Finally, there's one more card I'd like to fit into the deck: Garruk, Caller of Beasts. Six-mana Garruk is pretty scary in a deck that can power him out so quickly, and is a nice way to recover against board sweepers. I would only main deck two—you already have four Aurelias at six mana—but would definitely consider sideboarding another.
That brings the entire list to:
Gavin Verhey's Infinite Aurelias
And there you have it! A few tweaks to optimize what's going on, and the deck is all set. It has some pretty powerful draws and can kill out of nowhere with Aurelia—especially with Kalonian Hydra.
In Standard right now, this deck can out-midrange a lot of the midrange decks—many of them don't have great instant-speed answers for Aurelia outside of Hero's Downfall. If they leave you with anything, Aurelia can completely turn the tide of the game. Mono-Black might be a bit of a rough matchup if it draws a lot of removal and Demons—but this deck is such a blast that hopefully you can tolerate a world of Demons for the sake of playing with an Angel.
If you're looking to make this deck stronger against aggressive decks, you could definitely consider trying Archangel of Thune as a nice weapon against them. If control decks and their board sweepers are an issue, Boros Charm is a nice way to save your team from Supreme Verdict and another Garruk or even Domri Rade can help you reload.
I'm glad I got a chance to take a look at this deck as it does something pretty unique. Enjoy!
What are some of the other cool decks players sent in this week? Let's take a look!
Phil St.Antoine's Mono-Black Humans
Hiroya Kobayashi's Silent Song Combo
Mike Paddock's Sheer Pain
Hunter Oka's Pain Jund
Alex Bohn's Felhide Hippo Campus
Simon Harris's UB Pain Seer
Simon Dermaux's Chimera Token Giveaway
Andy Chen's MinoRoar!
Takahiro Yamamoto's Endless Inspired
The Budget-Born Landscape
Ah, I love seeing the new shape of formats after a set has released. Standard has already begun to change, and who knows if there will be a breakout Born of the Gods card at the Modern Pro Tour next week? It will be fun to watch either way!
But what can you do on a budget?
Each set, I like to do a budget challenge. And now it's time for the Born of the Gods edition!
Restrictions: Your deck is on a budget. For a loose definition, consider budget to contain few rares and very few, if any, mythic rares.
Deadline: February 17, at 6 p.m. Pacific Time

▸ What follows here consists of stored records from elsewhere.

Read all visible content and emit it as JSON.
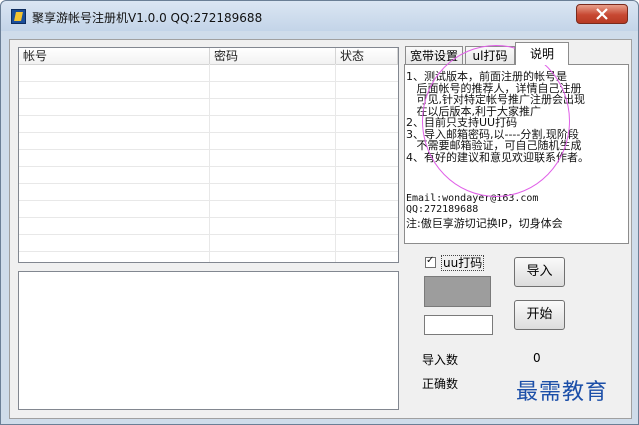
{
  "window": {
    "title": "聚享游帐号注册机V1.0.0 QQ:272189688"
  },
  "table": {
    "columns": [
      "帐号",
      "密码",
      "状态"
    ],
    "rows": []
  },
  "tabs": [
    {
      "label": "宽带设置",
      "active": false
    },
    {
      "label": "ul打码",
      "active": false
    },
    {
      "label": "说明",
      "active": true
    }
  ],
  "notes": {
    "text": "1、测试版本，前面注册的帐号是\n   后面帐号的推荐人，详情自己注册\n   可见,针对特定帐号推广注册会出现\n   在以后版本,利于大家推广\n2、目前只支持UU打码\n3、导入邮箱密码,以----分割,现阶段\n   不需要邮箱验证，可自己随机生成\n4、有好的建议和意见欢迎联系作者。",
    "email": "Email:wondayer@163.com\nQQ:272189688",
    "ip_note": "注:傲巨享游切记换IP，切身体会"
  },
  "controls": {
    "checkbox_label": "uu打码",
    "checkbox_checked": true,
    "import_button": "导入",
    "start_button": "开始",
    "color_swatch": "#9d9d9d"
  },
  "stats": {
    "import_count_label": "导入数",
    "import_count_value": "0",
    "correct_count_label": "正确数",
    "correct_count_value": ""
  },
  "watermark": {
    "text": "最需教育"
  },
  "colors": {
    "highlight_circle": "#e060e8",
    "watermark": "#1c4fa8",
    "close_button": "#c74832"
  }
}
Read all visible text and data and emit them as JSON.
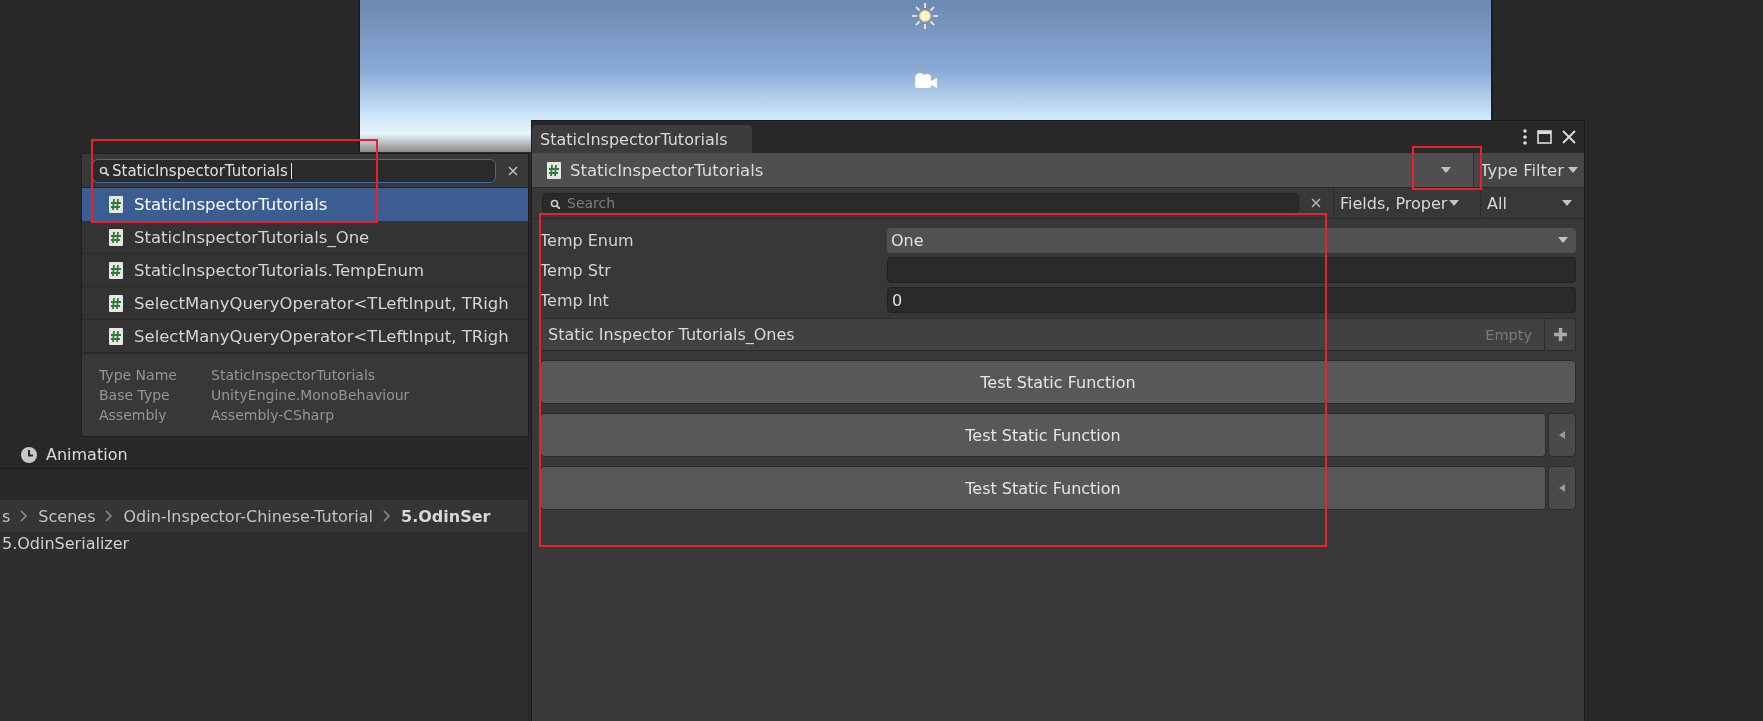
{
  "animation_panel": {
    "tab_label": "Animation"
  },
  "breadcrumb": {
    "items": [
      {
        "label": "s",
        "current": false
      },
      {
        "label": "Scenes",
        "current": false
      },
      {
        "label": "Odin-Inspector-Chinese-Tutorial",
        "current": false
      },
      {
        "label": "5.OdinSer",
        "current": true
      }
    ]
  },
  "hierarchy": {
    "items": [
      "5.OdinSerializer"
    ]
  },
  "type_picker": {
    "search": {
      "value": "StaticInspectorTutorials"
    },
    "results": [
      {
        "label": "StaticInspectorTutorials",
        "selected": true
      },
      {
        "label": "StaticInspectorTutorials_One",
        "selected": false
      },
      {
        "label": "StaticInspectorTutorials.TempEnum",
        "selected": false
      },
      {
        "label": "SelectManyQueryOperator<TLeftInput, TRigh",
        "selected": false
      },
      {
        "label": "SelectManyQueryOperator<TLeftInput, TRigh",
        "selected": false
      }
    ],
    "info": [
      {
        "key": "Type Name",
        "value": "StaticInspectorTutorials"
      },
      {
        "key": "Base Type",
        "value": "UnityEngine.MonoBehaviour"
      },
      {
        "key": "Assembly",
        "value": "Assembly-CSharp"
      }
    ]
  },
  "inspector": {
    "tab": {
      "label": "StaticInspectorTutorials"
    },
    "type_field": {
      "value": "StaticInspectorTutorials"
    },
    "type_filter": {
      "label": "Type Filter"
    },
    "search": {
      "placeholder": "Search"
    },
    "member_filter": {
      "value": "Fields,  Proper"
    },
    "access_filter": {
      "value": "All"
    },
    "properties": [
      {
        "label": "Temp Enum",
        "kind": "dropdown",
        "value": "One"
      },
      {
        "label": "Temp Str",
        "kind": "text"
      },
      {
        "label": "Temp Int",
        "kind": "text",
        "value": "0"
      }
    ],
    "list": {
      "title": "Static Inspector Tutorials_Ones",
      "status": "Empty"
    },
    "buttons": [
      {
        "label": "Test Static Function",
        "expandable": false
      },
      {
        "label": "Test Static Function",
        "expandable": true
      },
      {
        "label": "Test Static Function",
        "expandable": true
      }
    ]
  }
}
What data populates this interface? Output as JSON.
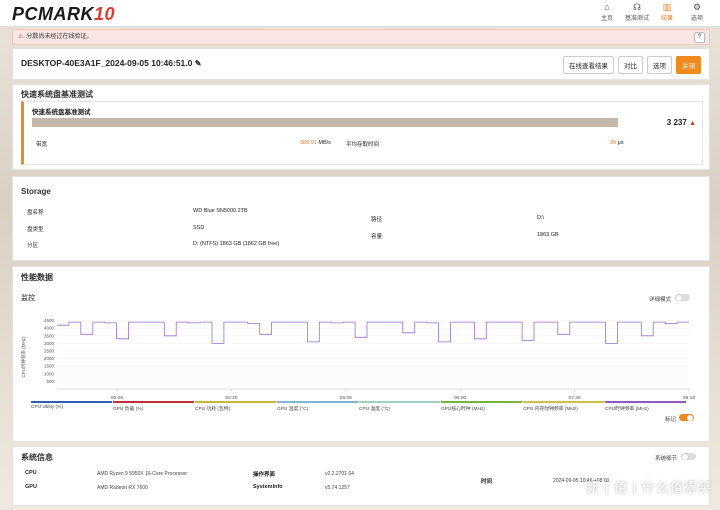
{
  "app": {
    "logo_text": "PCMARK",
    "logo_num": "10"
  },
  "nav": [
    {
      "icon": "home-icon",
      "glyph": "⌂",
      "label": "主页"
    },
    {
      "icon": "headset-icon",
      "glyph": "☊",
      "label": "基准测试"
    },
    {
      "icon": "bar-chart-icon",
      "glyph": "▥",
      "label": "结果",
      "active": true
    },
    {
      "icon": "gear-icon",
      "glyph": "⚙",
      "label": "选项"
    }
  ],
  "warning": {
    "text": "分数尚未经过在线验证。",
    "help": "?"
  },
  "header": {
    "title": "DESKTOP-40E3A1F_2024-09-05 10:46:51.0",
    "buttons": [
      "在线查看结果",
      "对比",
      "选项",
      "关闭"
    ]
  },
  "quick": {
    "section_title": "快速系统盘基准测试",
    "sub_title": "快速系统盘基准测试",
    "score": "3 237",
    "bandwidth_label": "带宽",
    "bandwidth_value": "389.91",
    "bandwidth_unit": "MB/s",
    "latency_label": "平均存取时间",
    "latency_value": "39",
    "latency_unit": "μs"
  },
  "storage": {
    "section_title": "Storage",
    "rows": [
      {
        "k": "盘名称",
        "v": "WD Blue SN5000 2TB"
      },
      {
        "k": "盘类型",
        "v": "SSD"
      },
      {
        "k": "分区",
        "v": "D: (NTFS) 1863 GB (1862 GB free)"
      }
    ],
    "right_rows": [
      {
        "k": "路径",
        "v": "D:\\"
      },
      {
        "k": "容量",
        "v": "1863 GB"
      }
    ]
  },
  "perf": {
    "section_title": "性能数据",
    "monitor_label": "监控",
    "detail_toggle_label": "详细模式",
    "marker_toggle_label": "标记",
    "x_ticks": [
      "00:00",
      "02:30",
      "05:00",
      "06:00",
      "07:30",
      "09:10"
    ],
    "y_ticks": [
      "4500",
      "4000",
      "3500",
      "3000",
      "2500",
      "2000",
      "1500",
      "1000",
      "500"
    ],
    "legend": [
      {
        "label": "CPU Utility (%)",
        "color": "#2f5fb0"
      },
      {
        "label": "GPU 负载 (%)",
        "color": "#c0303a"
      },
      {
        "label": "CPU 功耗 (瓦特)",
        "color": "#c9b832"
      },
      {
        "label": "GPU 温度 (°C)",
        "color": "#7eb7d6"
      },
      {
        "label": "CPU 温度 (°C)",
        "color": "#9fd0c2"
      },
      {
        "label": "GPU核心时钟 (MHz)",
        "color": "#77b23a"
      },
      {
        "label": "GPU 内存时钟频率 (MHz)",
        "color": "#c9c34a"
      },
      {
        "label": "CPU时钟频率 (MHz)",
        "color": "#8f59c4"
      }
    ]
  },
  "chart_data": {
    "type": "line",
    "title": "",
    "xlabel": "",
    "ylabel": "",
    "ylim": [
      0,
      5000
    ],
    "series": [
      {
        "name": "CPU时钟频率 (MHz)",
        "values": [
          4200,
          4400,
          3600,
          4400,
          4350,
          3300,
          4400,
          4400,
          4400,
          3500,
          4400,
          4350,
          4400,
          3000,
          4400,
          4400,
          4300,
          3600,
          4400,
          4400,
          4400,
          3100,
          4400,
          4350,
          4400,
          3400,
          4400,
          4400,
          4400,
          3700,
          4400,
          4350,
          3100,
          4400,
          4400,
          3300,
          4400,
          4400,
          4400,
          3200,
          4400,
          4400,
          3600,
          4400,
          4400,
          4400,
          3000,
          4400,
          4400,
          3500,
          4400,
          4300,
          4400
        ]
      }
    ]
  },
  "sysinfo": {
    "section_title": "系统信息",
    "detail_label": "系统细节",
    "cpu_label": "CPU",
    "cpu_value": "AMD Ryzen 9 5950X 16-Core Processor",
    "gpu_label": "GPU",
    "gpu_value": "AMD Radeon RX 7600",
    "os_label": "操作界面",
    "os_value": "v2.2.2701 64",
    "si_label": "SystemInfo",
    "si_value": "v5.74.1257",
    "time_label": "时间",
    "time_value": "2024-09-05 10:46 +08:00"
  },
  "watermark": "新 | 值 | 什么值得买"
}
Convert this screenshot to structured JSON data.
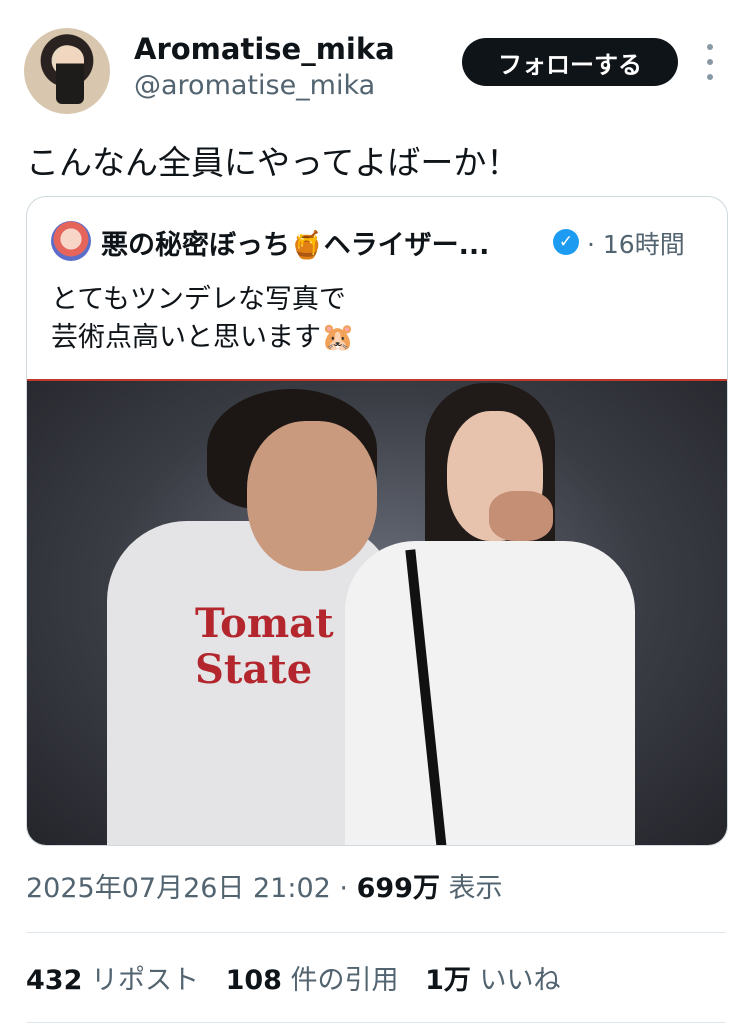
{
  "author": {
    "name": "Aromatise_mika",
    "handle": "@aromatise_mika",
    "follow_label": "フォローする"
  },
  "tweet": {
    "text": "こんなん全員にやってよばーか！"
  },
  "quoted": {
    "name": "悪の秘密ぼっち🍯ヘライザー...",
    "time": "· 16時間",
    "line1": "とてもツンデレな写真で",
    "line2": "芸術点高いと思います🐹",
    "image_shirt_text_1": "Tomat",
    "image_shirt_text_2": "State",
    "verified_mark": "✓"
  },
  "meta": {
    "datetime": "2025年07月26日 21:02 · ",
    "views": "699万",
    "views_label": " 表示"
  },
  "stats": {
    "reposts": "432",
    "reposts_label": " リポスト",
    "quotes": "108",
    "quotes_label": " 件の引用",
    "likes": "1万",
    "likes_label": " いいね"
  }
}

Submit all decklists by clicking on "respond via email" below. Please submit decklists using the following template. (The specific numbers below are arbitrary, so please don't feel a need to use them—it's just how an example of how a decklist should look when laid out.)
1 Other Spell
1 Other Spell
What can you do when some of the most prominent rare and mythic rare tools are set aside? Restrictions breed creativity—let's see what you can come up with!
I hope you enjoyed this take on Standard! I had a blast working on this deck, and if you build the deck, may you have equally as much fun. If you have any feedback on this article, feel free to send me a tweet or post in the forums and I'll be sure to take a look.
I'll be back next week with a look at Modern, right before the Pro Tour! It should be pretty interesting. Talk to you then!
When Gavin Verhey was eleven, he wanted a job making Magic cards. Ten years later, his dream was realized as his combined success as a professional player, deck builder, and writer brought him into Wizards R&D during 2011. He's been writing Magic articles since 2005 and has no plans to stop.